As you may have already guessed, these processes weren't developed through scientific methodology, but through Steiner's practice of meditation and clairvoyance.

Steiner was an Austrian mystagogue who died in 1925. A self-proclaimed clairvoyant and occult “scientist”, he founded a schismatic branch of Theosophy (an occult-based mysticism that has been condemned by the Church) known as Anthroposophy. Calling it a “spiritual science,” Steiner defined Anthroposophy as “a path of knowledge leading the Spiritual in the human being to the Spiritual in the universe.” Steiner believed people could be trained to allow their higher spiritual self to overcome the material world and come into direct contact with “higher spiritual truths” (the occult). He also believed in reincarnation, karma, gnomes, and a host of other esoteric philosophies.
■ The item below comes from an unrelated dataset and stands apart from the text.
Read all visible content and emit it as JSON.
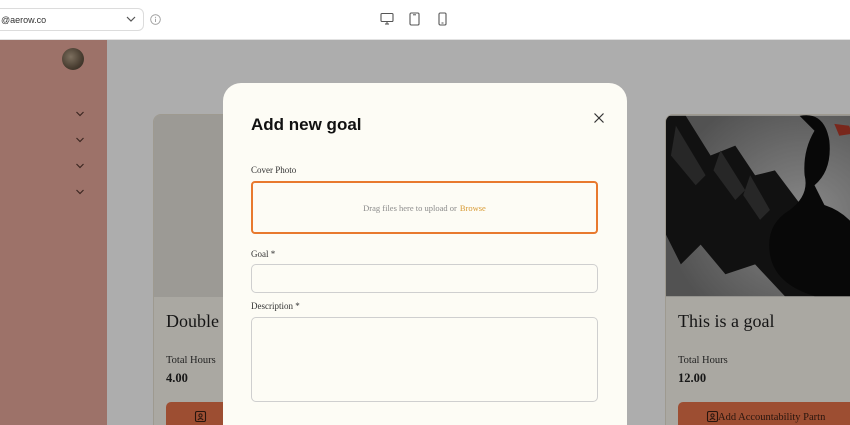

Rudolf Steiner Rudolf Steiner

Not surprisingly, his bizarre farming methods include other non-scientific practices. "These include the use of cosmic rhythms to schedule various farm activities and nutritional quality 'visualization'," Dr. Chalker-Scott writes. "This latter practice uses legitimate chemical analyses such as chromatography as ways to study the 'etheric' life forces in plants through 'sensitive crystallization' and 'capillary dynamolysis' – techniques that are again not scientifically testable."

Believe it or not, this bizarre concept is catching on with some of the world's most renowned wineries now farming biodynamically!

How can this be?

Chalker-Scott posits that the incorporation of legitimate organic practices into Steiner's original ideas has given many the false impression that biodynamics works.

"Many of these [organic farming] practices – no-till soil preparation, use of compost, polyculture – are effective alternative methods of agriculture," she writes. "These practices often have demonstrated positive effects . . . . Combining beneficial organic practices with the mysticism of biodynamics lends the latter a patina of scientific credibility that is not deserved."

And because many of the research articles that compare biodynamic with conventional agriculture fail to separate the biodynamic preparations from the organic practices – positive results are had and everyone thinks biodynamics works.

The result? We now have occult-based farming.